- _Problem details_
Each line of the data holding "background" should be found and copied.

Dataset records
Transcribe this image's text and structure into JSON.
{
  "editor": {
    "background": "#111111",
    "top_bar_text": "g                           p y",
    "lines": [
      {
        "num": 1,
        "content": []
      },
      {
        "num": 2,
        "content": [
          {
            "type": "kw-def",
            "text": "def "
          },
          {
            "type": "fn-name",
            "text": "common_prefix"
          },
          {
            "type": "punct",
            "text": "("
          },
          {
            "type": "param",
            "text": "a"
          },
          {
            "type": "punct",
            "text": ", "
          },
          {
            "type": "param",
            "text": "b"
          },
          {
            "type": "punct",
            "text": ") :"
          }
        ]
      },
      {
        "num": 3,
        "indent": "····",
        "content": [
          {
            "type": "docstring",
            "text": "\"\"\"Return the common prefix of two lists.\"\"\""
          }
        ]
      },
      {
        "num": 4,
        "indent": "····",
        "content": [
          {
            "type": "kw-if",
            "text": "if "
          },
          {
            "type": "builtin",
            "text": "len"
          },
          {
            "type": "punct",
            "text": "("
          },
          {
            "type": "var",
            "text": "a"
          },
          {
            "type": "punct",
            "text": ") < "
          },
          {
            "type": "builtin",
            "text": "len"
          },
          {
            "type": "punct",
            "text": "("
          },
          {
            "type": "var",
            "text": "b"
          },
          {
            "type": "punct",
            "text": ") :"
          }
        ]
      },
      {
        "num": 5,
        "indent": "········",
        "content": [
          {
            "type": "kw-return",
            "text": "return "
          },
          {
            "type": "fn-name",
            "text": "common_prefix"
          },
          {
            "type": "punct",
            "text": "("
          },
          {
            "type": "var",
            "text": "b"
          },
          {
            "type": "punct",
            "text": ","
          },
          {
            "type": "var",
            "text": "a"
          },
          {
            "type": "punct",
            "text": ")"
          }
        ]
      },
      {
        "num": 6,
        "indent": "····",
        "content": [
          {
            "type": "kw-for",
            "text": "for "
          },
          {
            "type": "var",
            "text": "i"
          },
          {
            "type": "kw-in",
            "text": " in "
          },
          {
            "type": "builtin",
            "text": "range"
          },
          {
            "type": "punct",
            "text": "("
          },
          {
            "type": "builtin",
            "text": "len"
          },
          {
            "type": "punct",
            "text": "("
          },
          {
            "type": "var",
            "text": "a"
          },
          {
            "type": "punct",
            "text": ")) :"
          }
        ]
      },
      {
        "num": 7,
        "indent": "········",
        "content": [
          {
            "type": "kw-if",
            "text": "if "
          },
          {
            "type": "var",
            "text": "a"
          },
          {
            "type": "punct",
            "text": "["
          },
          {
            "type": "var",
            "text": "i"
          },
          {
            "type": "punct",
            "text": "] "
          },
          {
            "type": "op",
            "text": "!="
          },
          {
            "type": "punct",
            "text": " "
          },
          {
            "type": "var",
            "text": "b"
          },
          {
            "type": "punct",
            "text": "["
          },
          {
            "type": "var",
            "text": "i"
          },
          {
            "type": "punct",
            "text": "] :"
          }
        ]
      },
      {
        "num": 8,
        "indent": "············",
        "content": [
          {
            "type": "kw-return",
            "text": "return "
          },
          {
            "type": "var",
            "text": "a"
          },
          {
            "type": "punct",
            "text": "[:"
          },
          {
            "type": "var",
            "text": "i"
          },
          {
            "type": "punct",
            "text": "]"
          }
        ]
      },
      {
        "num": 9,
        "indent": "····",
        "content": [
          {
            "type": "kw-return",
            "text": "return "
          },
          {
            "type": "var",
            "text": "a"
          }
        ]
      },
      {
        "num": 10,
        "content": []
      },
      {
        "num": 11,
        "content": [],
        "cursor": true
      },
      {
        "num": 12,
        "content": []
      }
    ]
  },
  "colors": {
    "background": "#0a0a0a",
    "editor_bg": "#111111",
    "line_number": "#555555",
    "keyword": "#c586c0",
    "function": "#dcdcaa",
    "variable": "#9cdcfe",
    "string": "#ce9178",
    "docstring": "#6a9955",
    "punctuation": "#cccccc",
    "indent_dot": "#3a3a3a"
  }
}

- _Response area_
    "background": "#111111",
    "background": "#0a0a0a",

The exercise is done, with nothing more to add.